Different economists view Mr. Autor’s newest treatise as a stimulating, although speculative, thought train.

“I’m a terrific admirer of David Autor’s work, however his speculation is just one attainable situation,” mentioned Laura Tyson, a professor on the Haas Faculty of Enterprise on the College of California, Berkeley, who was chair of the Council of Financial Advisers through the Clinton administration. “There’s broad settlement that A.I. will produce a productiveness profit, however how that interprets into wages and employment may be very unsure.”

That uncertainty often veers towards pessimism. Not simply Silicon Valley doomsayers, however mainstream economists predict that many roles, from name heart staff to software program builders, are in danger. In a report last year, Goldman Sachs concluded that generative A.I. may automate actions equal to 300 million full-time jobs globally.

In Mr. Autor’s newest report, which was additionally revealed within the analysis journal Noema Magazine, he reductions the probability that A.I. can exchange human judgment completely. And he sees the demand for well being care, software program, training and authorized recommendation as virtually limitless, in order that reducing prices ought to broaden these fields as their services turn into extra extensively reasonably priced.

It’s “not a forecast however an argument” for another path forward, very totally different from the roles apocalypse foreseen by Elon Musk, amongst others, he mentioned.

Till now, Mr. Autor mentioned, computer systems have been programmed to observe guidelines. They relentlessly acquired higher, quicker and cheaper. And routine duties, in an workplace or a manufacturing unit, could possibly be decreased to a sequence of step-by-step guidelines which have more and more been automated. These jobs have been sometimes finished by middle-skill staff with out four-year faculty levels.

A.I., in contrast, is educated on huge troves of knowledge — just about all of the textual content, photos and software program code on the web. When prompted, highly effective A.I. chatbots like Open AI’s ChatGPT and Google’s Gemini can generate studies and pc packages or reply questions.

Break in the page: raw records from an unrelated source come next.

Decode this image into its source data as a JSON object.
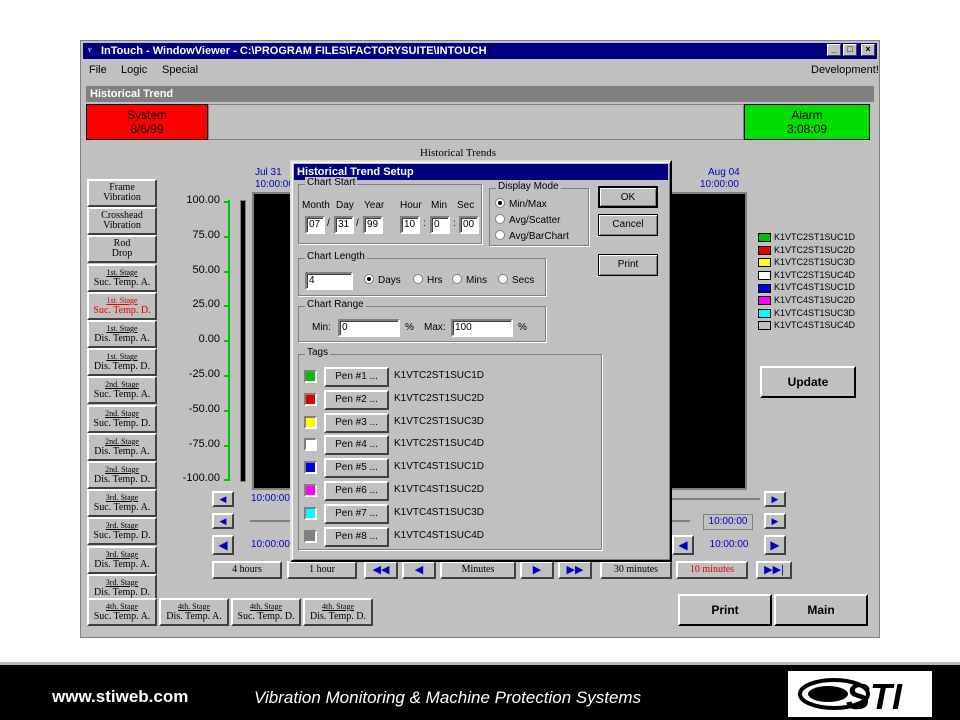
{
  "window": {
    "title": "InTouch - WindowViewer - C:\\PROGRAM FILES\\FACTORYSUITE\\INTOUCH",
    "min": "_",
    "max": "□",
    "close": "×"
  },
  "menu": {
    "file": "File",
    "logic": "Logic",
    "special": "Special",
    "right": "Development!"
  },
  "panel": {
    "title": "Historical Trend"
  },
  "system": {
    "label": "System",
    "date": "8/6/99"
  },
  "alarm": {
    "label": "Alarm",
    "time": "3:08:09"
  },
  "chart": {
    "title": "Historical Trends",
    "start_date": "Jul 31",
    "start_time": "10:00:00",
    "end_date": "Aug 04",
    "end_time": "10:00:00"
  },
  "y_ticks": [
    "100.00",
    "75.00",
    "50.00",
    "25.00",
    "0.00",
    "-25.00",
    "-50.00",
    "-75.00",
    "-100.00"
  ],
  "nav": [
    {
      "l1": "Frame",
      "l2": "Vibration"
    },
    {
      "l1": "Crosshead",
      "l2": "Vibration"
    },
    {
      "l1": "Rod",
      "l2": "Drop"
    },
    {
      "l1": "1st. Stage",
      "l2": "Suc. Temp. A."
    },
    {
      "l1": "1st. Stage",
      "l2": "Suc. Temp. D."
    },
    {
      "l1": "1st. Stage",
      "l2": "Dis. Temp. A."
    },
    {
      "l1": "1st. Stage",
      "l2": "Dis. Temp. D."
    },
    {
      "l1": "2nd. Stage",
      "l2": "Suc. Temp. A."
    },
    {
      "l1": "2nd. Stage",
      "l2": "Suc. Temp. D."
    },
    {
      "l1": "2nd. Stage",
      "l2": "Dis. Temp. A."
    },
    {
      "l1": "2nd. Stage",
      "l2": "Dis. Temp. D."
    },
    {
      "l1": "3rd. Stage",
      "l2": "Suc. Temp. A."
    },
    {
      "l1": "3rd. Stage",
      "l2": "Suc. Temp. D."
    },
    {
      "l1": "3rd. Stage",
      "l2": "Dis. Temp. A."
    },
    {
      "l1": "3rd. Stage",
      "l2": "Dis. Temp. D."
    }
  ],
  "bottom_tabs": [
    {
      "l1": "4th. Stage",
      "l2": "Suc. Temp. A."
    },
    {
      "l1": "4th. Stage",
      "l2": "Dis. Temp. A."
    },
    {
      "l1": "4th. Stage",
      "l2": "Suc. Temp. D."
    },
    {
      "l1": "4th. Stage",
      "l2": "Dis. Temp. D."
    }
  ],
  "legend": [
    {
      "tag": "K1VTC2ST1SUC1D",
      "color": "#00c000"
    },
    {
      "tag": "K1VTC2ST1SUC2D",
      "color": "#e00000"
    },
    {
      "tag": "K1VTC2ST1SUC3D",
      "color": "#ffff00"
    },
    {
      "tag": "K1VTC2ST1SUC4D",
      "color": "#ffffff"
    },
    {
      "tag": "K1VTC4ST1SUC1D",
      "color": "#0000e0"
    },
    {
      "tag": "K1VTC4ST1SUC2D",
      "color": "#ff00ff"
    },
    {
      "tag": "K1VTC4ST1SUC3D",
      "color": "#00ffff"
    },
    {
      "tag": "K1VTC4ST1SUC4D",
      "color": "#c0c0c0"
    }
  ],
  "buttons": {
    "update": "Update",
    "print": "Print",
    "main": "Main"
  },
  "scroll": {
    "time1": "10:00:00",
    "time2": "10:00:00",
    "time3": "10:00:00",
    "time4": "10:00:00"
  },
  "spans": {
    "h4": "4 hours",
    "h1": "1 hour",
    "minutes": "Minutes",
    "m30": "30 minutes",
    "m10": "10 minutes"
  },
  "dialog": {
    "title": "Historical Trend Setup",
    "chart_start": "Chart Start",
    "month": "Month",
    "day": "Day",
    "year": "Year",
    "hour": "Hour",
    "min": "Min",
    "sec": "Sec",
    "month_val": "07",
    "day_val": "31",
    "year_val": "99",
    "hour_val": "10",
    "min_val": "0",
    "sec_val": "00",
    "date_sep": "/",
    "time_sep": ":",
    "display_mode": "Display Mode",
    "mode_minmax": "Min/Max",
    "mode_avgscatter": "Avg/Scatter",
    "mode_avgbar": "Avg/BarChart",
    "ok": "OK",
    "cancel": "Cancel",
    "print": "Print",
    "chart_length": "Chart Length",
    "length_val": "4",
    "days": "Days",
    "hrs": "Hrs",
    "mins": "Mins",
    "secs": "Secs",
    "chart_range": "Chart Range",
    "min_label": "Min:",
    "max_label": "Max:",
    "max_val": "100",
    "pct": "%",
    "tags": "Tags",
    "pens": [
      {
        "label": "Pen #1 ...",
        "tag": "K1VTC2ST1SUC1D",
        "color": "#00c000"
      },
      {
        "label": "Pen #2 ...",
        "tag": "K1VTC2ST1SUC2D",
        "color": "#e00000"
      },
      {
        "label": "Pen #3 ...",
        "tag": "K1VTC2ST1SUC3D",
        "color": "#ffff00"
      },
      {
        "label": "Pen #4 ...",
        "tag": "K1VTC2ST1SUC4D",
        "color": "#ffffff"
      },
      {
        "label": "Pen #5 ...",
        "tag": "K1VTC4ST1SUC1D",
        "color": "#0000e0"
      },
      {
        "label": "Pen #6 ...",
        "tag": "K1VTC4ST1SUC2D",
        "color": "#ff00ff"
      },
      {
        "label": "Pen #7 ...",
        "tag": "K1VTC4ST1SUC3D",
        "color": "#00ffff"
      },
      {
        "label": "Pen #8 ...",
        "tag": "K1VTC4ST1SUC4D",
        "color": "#808080"
      }
    ]
  },
  "footer": {
    "url": "www.stiweb.com",
    "tagline": "Vibration Monitoring & Machine Protection Systems",
    "logo": "STI"
  }
}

“It doesn’t know guidelines,” Mr. Autor mentioned. “It learns by absorbing tons and plenty of examples. It’s utterly totally different from what we had in computing.”

An A.I. helper, he mentioned, outfitted with a storehouse of realized examples can supply “steering” (in well being care, did you take into account this prognosis?) and “guardrails” (don’t prescribe these two medication collectively).

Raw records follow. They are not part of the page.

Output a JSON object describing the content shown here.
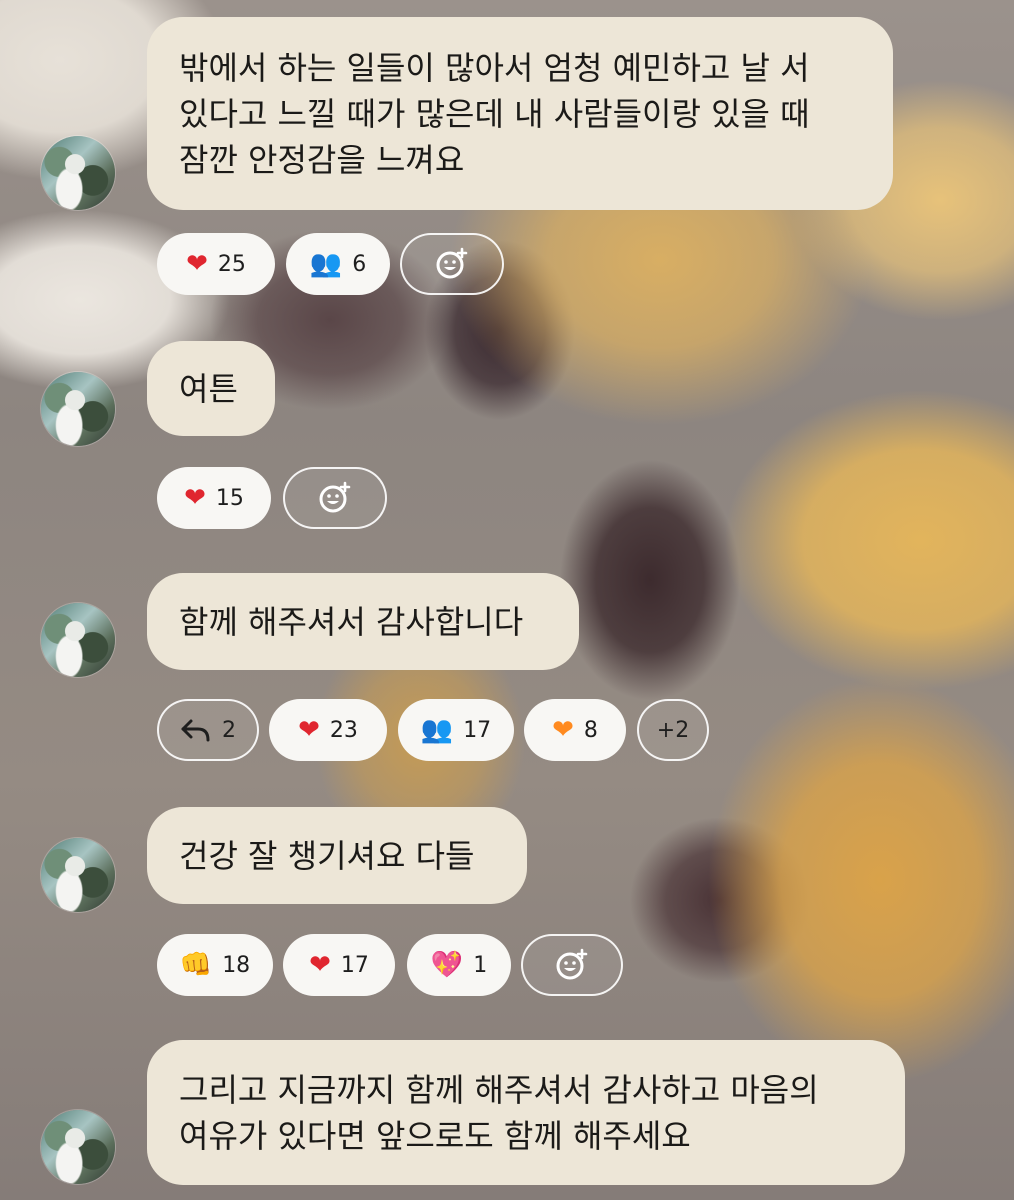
{
  "messages": [
    {
      "text": "밖에서 하는 일들이 많아서 엄청 예민하고 날 서\n있다고 느낄 때가 많은데 내 사람들이랑 있을 때\n잠깐 안정감을 느껴요",
      "reactions": [
        {
          "icon": "red-heart-icon",
          "glyph": "❤",
          "count": "25"
        },
        {
          "icon": "people-icon",
          "glyph": "👥",
          "count": "6"
        }
      ]
    },
    {
      "text": "여튼",
      "reactions": [
        {
          "icon": "red-heart-icon",
          "glyph": "❤",
          "count": "15"
        }
      ]
    },
    {
      "text": "함께 해주셔서 감사합니다",
      "reactions": [
        {
          "icon": "reply-icon",
          "count": "2"
        },
        {
          "icon": "red-heart-icon",
          "glyph": "❤",
          "count": "23"
        },
        {
          "icon": "people-icon",
          "glyph": "👥",
          "count": "17"
        },
        {
          "icon": "orange-heart-icon",
          "glyph": "❤",
          "count": "8"
        },
        {
          "more": "+2"
        }
      ]
    },
    {
      "text": "건강 잘 챙기셔요 다들",
      "reactions": [
        {
          "icon": "fist-bump-icon",
          "glyph": "👊",
          "count": "18"
        },
        {
          "icon": "red-heart-icon",
          "glyph": "❤",
          "count": "17"
        },
        {
          "icon": "sparkling-heart-icon",
          "glyph": "💖",
          "count": "1"
        }
      ]
    },
    {
      "text": "그리고 지금까지 함께 해주셔서 감사하고 마음의\n여유가 있다면 앞으로도 함께 해주세요",
      "reactions": []
    }
  ],
  "colors": {
    "bubble": "#ede6d7",
    "pill": "#f8f7f4",
    "heart": "#e0262f",
    "orange_heart": "#ff8a1f"
  }
}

In that manner, Mr. Autor mentioned, A.I. turns into not a job killer however a “employee complementary know-how,” which permits somebody with out as a lot experience to do extra worthwhile work.

Early research of generative A.I. within the office level to the potential. One research project by two M.I.T. graduate students, whom Mr. Autor suggested, assigned duties like writing quick studies or information releases to workplace professionals. A.I. elevated the productiveness of all staff, however the much less expert and skilled benefited probably the most. Later analysis with call center workers and computer programmers discovered the same sample.

However even when A.I. delivers the most important productiveness positive factors to less-experienced staff, that doesn’t imply they’ll reap the rewards of upper pay and higher profession paths. That may also depend upon company habits, employee bargaining energy and coverage incentives.

Daron Acemoglu, an M.I.T. economist and occasional collaborator of Mr. Autor’s, mentioned his colleague’s imaginative and prescient is one attainable path forward, however not essentially the most definitely one. Historical past, Mr. Acemoglu mentioned, isn’t with the lift-all-boats optimists.

“We’ve been right here earlier than with different digital applied sciences, and it hasn’t occurred,” he mentioned.

Mr. Autor acknowledges the challenges. “However I do suppose there may be worth in imagining a optimistic final result, encouraging debate and getting ready for a greater future,” he mentioned. “This know-how is a instrument, and the way we resolve to make use of it’s as much as us.”